As one of the important sources of China's agricultural products, Brazil is very concerned about this. The relevant industries are looking forward to using this as an opportunity to continue to expand their export share in China.
According to the statistics of China Customs, in 2017, China imported a total of 95.53 million tons of soybeans. The top three import countries are Brazil, the United States, and Argentina. Soybeans from Brazil and the United States account for about 53% and 34% of China's total imports respectively. China is currently the world’s largest soybean importer, and trade disputes provoked by the United States will lead to a sharp contraction of US soybean exports to China.
Brazil is the world’s second largest producer of soybeans and the largest exporter, and the gap between its production and the United States has gradually narrowed in recent years.
Brazilian economist Roberto Damas pointed out in an interview with this reporter that the data showed that Brazil will harvest about 113 million tons of soybeans in the coming year. China’s import demand is close to 100 million tons, and Brazil can foresee Brazil’s Soybean exports will continue to grow.
According to Brazilian media reports, US soybeans are not irreplaceable, and South American countries such as Brazil, Argentina, and Bolivia are highly competitive. A Brazilian think-tank engaged in agricultural research pointed out that, in fact, countries such as Brazil and Argentina are the main competitors for US soybean and corn exports.

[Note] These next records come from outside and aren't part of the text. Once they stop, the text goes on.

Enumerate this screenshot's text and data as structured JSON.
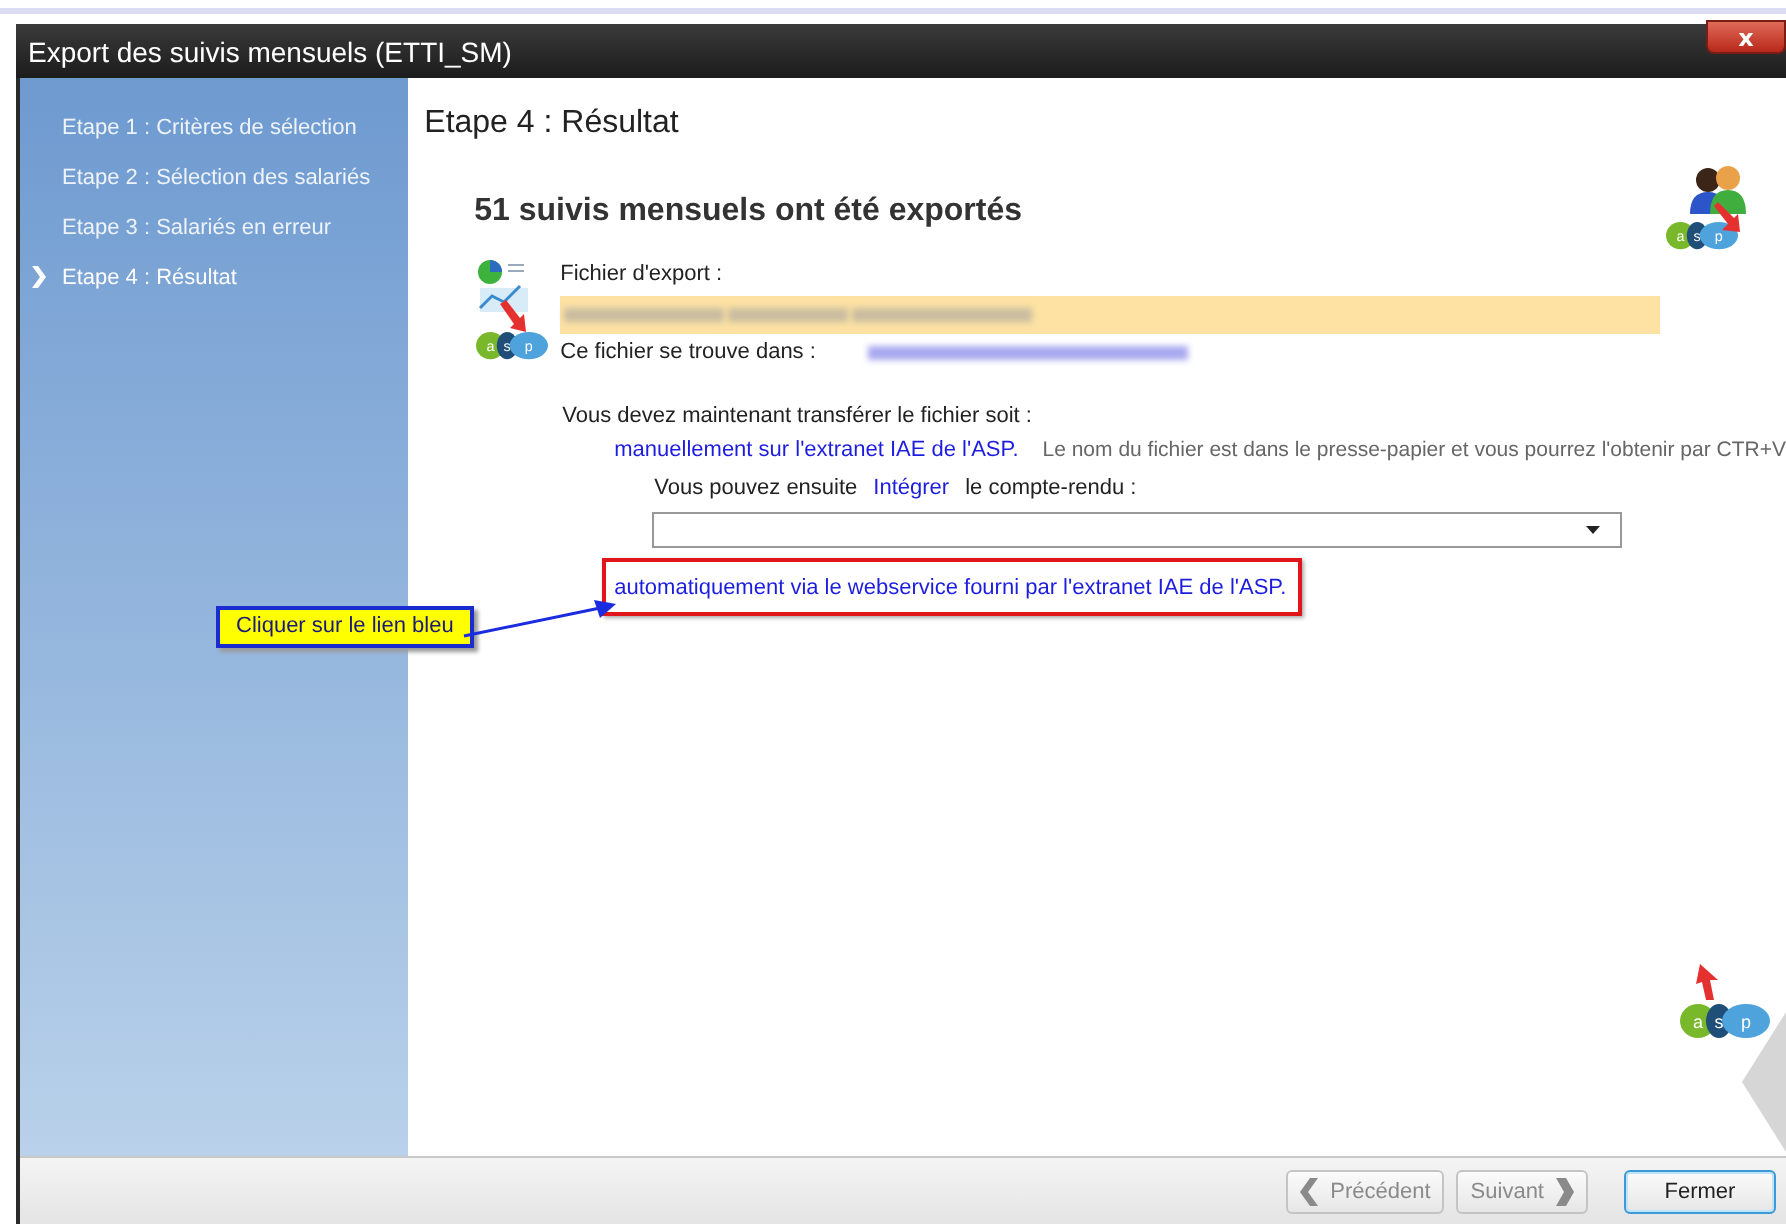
{
  "window": {
    "title": "Export des suivis mensuels (ETTI_SM)",
    "close": "x"
  },
  "steps": [
    {
      "label": "Etape 1 : Critères de sélection",
      "selected": false
    },
    {
      "label": "Etape 2 : Sélection des salariés",
      "selected": false
    },
    {
      "label": "Etape 3 : Salariés en erreur",
      "selected": false
    },
    {
      "label": "Etape 4 : Résultat",
      "selected": true
    }
  ],
  "page_title": "Etape 4 : Résultat",
  "heading": "51 suivis mensuels ont été exportés",
  "export_file_label": "Fichier d'export :",
  "location_label": "Ce fichier se trouve dans  :",
  "transfer_text": "Vous devez maintenant transférer le fichier soit :",
  "manual_link": "manuellement sur l'extranet IAE de l'ASP.",
  "clipboard_note": "Le nom du fichier est dans le presse-papier et vous pourrez l'obtenir par CTR+V",
  "then_text": "Vous pouvez ensuite",
  "integrate_link": "Intégrer",
  "report_text": "le compte-rendu :",
  "auto_link": "automatiquement via le webservice fourni par l'extranet IAE de l'ASP.",
  "callout": "Cliquer sur le lien bleu",
  "logos": [
    {
      "letters": [
        "a",
        "s",
        "p"
      ]
    },
    {
      "letters": [
        "a",
        "s",
        "p"
      ]
    },
    {
      "letters": [
        "a",
        "s",
        "p"
      ]
    }
  ],
  "buttons": [
    {
      "label": "Précédent",
      "kind": "back",
      "disabled": true
    },
    {
      "label": "Suivant",
      "kind": "next",
      "disabled": true
    },
    {
      "label": "Fermer",
      "kind": "plain",
      "disabled": false
    }
  ]
}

In an interview with the media, Roberto Jaguaribe, chairman of the Brazilian Export and Investment Promotion Agency, said that if the trade friction between China and the United States escalates, it will not benefit any participant in global trade. However, he also emphasized that due to the continuous increase in global demand for food, Brazilian agricultural exports are expected to grow in this context.
Mauricio Santoro, director of the International Relations Department at Rio State University in Brazil, said that since 2009, China is Brazil’s largest trading partner and Brazil is looking forward to expanding exports of soybeans, corn, and meat to China. The relevant Brazilian industry also looks forward to taking this opportunity to expand its export share of agricultural products to China.

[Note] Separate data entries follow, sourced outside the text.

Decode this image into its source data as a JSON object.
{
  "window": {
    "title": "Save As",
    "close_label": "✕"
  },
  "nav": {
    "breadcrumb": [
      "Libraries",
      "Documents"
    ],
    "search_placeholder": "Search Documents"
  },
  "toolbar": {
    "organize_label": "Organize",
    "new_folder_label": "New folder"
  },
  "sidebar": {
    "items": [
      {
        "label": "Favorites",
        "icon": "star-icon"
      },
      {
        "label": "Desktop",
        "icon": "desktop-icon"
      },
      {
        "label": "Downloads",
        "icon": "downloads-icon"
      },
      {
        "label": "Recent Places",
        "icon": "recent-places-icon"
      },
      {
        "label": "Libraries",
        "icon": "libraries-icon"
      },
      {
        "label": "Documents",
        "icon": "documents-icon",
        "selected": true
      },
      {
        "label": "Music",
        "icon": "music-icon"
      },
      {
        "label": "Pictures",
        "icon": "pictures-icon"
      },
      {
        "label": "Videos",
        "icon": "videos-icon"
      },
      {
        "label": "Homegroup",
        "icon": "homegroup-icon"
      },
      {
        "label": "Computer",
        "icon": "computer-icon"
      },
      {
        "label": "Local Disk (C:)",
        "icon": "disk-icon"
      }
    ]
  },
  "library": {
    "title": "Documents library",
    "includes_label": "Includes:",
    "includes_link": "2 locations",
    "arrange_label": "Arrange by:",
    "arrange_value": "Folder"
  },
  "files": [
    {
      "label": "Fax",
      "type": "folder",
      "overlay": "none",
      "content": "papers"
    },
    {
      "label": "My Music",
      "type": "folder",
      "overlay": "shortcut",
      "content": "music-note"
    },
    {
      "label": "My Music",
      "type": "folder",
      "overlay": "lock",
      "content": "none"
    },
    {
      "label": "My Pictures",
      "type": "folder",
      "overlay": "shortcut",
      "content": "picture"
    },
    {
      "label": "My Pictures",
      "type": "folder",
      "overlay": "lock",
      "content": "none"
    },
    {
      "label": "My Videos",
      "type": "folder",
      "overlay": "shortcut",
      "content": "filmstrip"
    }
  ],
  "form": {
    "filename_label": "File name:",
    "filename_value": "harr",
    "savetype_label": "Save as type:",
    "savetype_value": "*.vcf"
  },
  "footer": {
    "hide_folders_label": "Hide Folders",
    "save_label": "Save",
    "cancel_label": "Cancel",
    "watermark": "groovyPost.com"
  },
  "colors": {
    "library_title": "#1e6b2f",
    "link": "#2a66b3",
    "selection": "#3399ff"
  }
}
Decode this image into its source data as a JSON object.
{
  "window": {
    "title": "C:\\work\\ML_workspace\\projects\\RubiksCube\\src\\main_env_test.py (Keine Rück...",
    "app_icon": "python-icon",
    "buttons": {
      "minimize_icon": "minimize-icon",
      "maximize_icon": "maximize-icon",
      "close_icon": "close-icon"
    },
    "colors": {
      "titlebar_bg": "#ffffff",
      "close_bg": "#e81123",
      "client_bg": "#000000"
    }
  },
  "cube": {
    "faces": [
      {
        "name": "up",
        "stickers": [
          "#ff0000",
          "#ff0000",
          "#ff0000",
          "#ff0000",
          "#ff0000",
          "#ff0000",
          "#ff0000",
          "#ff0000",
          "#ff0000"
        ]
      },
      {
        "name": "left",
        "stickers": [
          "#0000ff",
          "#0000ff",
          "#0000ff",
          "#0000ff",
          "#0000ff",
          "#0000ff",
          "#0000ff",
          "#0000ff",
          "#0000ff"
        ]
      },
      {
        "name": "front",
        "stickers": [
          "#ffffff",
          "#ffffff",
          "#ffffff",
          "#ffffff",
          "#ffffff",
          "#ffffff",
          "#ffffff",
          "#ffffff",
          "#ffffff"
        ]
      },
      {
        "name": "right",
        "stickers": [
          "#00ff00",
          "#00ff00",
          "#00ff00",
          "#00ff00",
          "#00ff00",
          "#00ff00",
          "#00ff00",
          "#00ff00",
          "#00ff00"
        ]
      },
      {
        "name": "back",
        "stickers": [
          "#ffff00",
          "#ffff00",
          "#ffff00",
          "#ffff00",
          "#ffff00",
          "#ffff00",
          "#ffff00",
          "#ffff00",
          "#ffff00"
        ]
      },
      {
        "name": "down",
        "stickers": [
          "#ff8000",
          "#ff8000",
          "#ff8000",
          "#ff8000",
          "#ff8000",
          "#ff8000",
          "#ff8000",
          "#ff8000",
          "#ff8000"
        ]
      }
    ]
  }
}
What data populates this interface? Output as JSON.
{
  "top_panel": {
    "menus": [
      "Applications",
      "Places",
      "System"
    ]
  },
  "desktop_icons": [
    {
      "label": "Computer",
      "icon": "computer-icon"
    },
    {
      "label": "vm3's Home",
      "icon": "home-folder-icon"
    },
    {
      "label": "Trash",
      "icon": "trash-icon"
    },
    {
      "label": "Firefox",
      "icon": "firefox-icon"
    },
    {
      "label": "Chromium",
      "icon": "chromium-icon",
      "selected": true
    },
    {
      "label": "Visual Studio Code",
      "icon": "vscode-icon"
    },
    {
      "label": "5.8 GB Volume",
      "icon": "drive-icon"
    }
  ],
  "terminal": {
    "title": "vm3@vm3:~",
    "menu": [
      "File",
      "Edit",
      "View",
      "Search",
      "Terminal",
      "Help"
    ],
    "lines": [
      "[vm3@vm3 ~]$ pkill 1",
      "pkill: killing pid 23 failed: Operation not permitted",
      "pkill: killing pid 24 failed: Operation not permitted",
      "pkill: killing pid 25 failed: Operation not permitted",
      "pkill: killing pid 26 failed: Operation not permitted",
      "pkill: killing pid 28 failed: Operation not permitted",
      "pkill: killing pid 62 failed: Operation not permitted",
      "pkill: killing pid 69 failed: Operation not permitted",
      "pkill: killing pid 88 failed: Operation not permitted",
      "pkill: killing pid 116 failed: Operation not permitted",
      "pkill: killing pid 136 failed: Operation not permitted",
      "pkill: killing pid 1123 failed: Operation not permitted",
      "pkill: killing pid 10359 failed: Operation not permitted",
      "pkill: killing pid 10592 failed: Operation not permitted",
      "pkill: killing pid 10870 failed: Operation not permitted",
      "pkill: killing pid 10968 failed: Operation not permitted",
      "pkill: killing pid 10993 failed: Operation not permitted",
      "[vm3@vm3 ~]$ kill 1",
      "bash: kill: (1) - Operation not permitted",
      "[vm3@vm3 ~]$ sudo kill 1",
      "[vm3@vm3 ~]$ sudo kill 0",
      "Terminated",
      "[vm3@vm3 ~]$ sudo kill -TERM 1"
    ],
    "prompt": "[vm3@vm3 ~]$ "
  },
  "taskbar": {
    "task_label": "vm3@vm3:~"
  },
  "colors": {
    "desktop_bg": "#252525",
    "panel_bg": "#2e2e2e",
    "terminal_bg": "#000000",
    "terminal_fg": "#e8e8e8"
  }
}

Francis Tura, chairman of the Brazilian Animal Protein Association, said that "the trade friction between China and the United States will further increase the international demand for Brazilian meat."
In recent years, agricultural cooperation between China and Brazil has gained momentum. At the end of last year, Chinese seed industry firm Longping Hi-Tech Co., Ltd. and CITIC Agricultural Fund acquired Dow Corning Brazil corn seed business, with a transaction value of US$1.1 billion. The St. Louis Port project that China Communications Construction Corporation participated in the investment and the Paranagua Container Terminal acquired by China Merchants Port Holdings Limited are expected to further facilitate and expand the export of Brazilian agricultural products to China.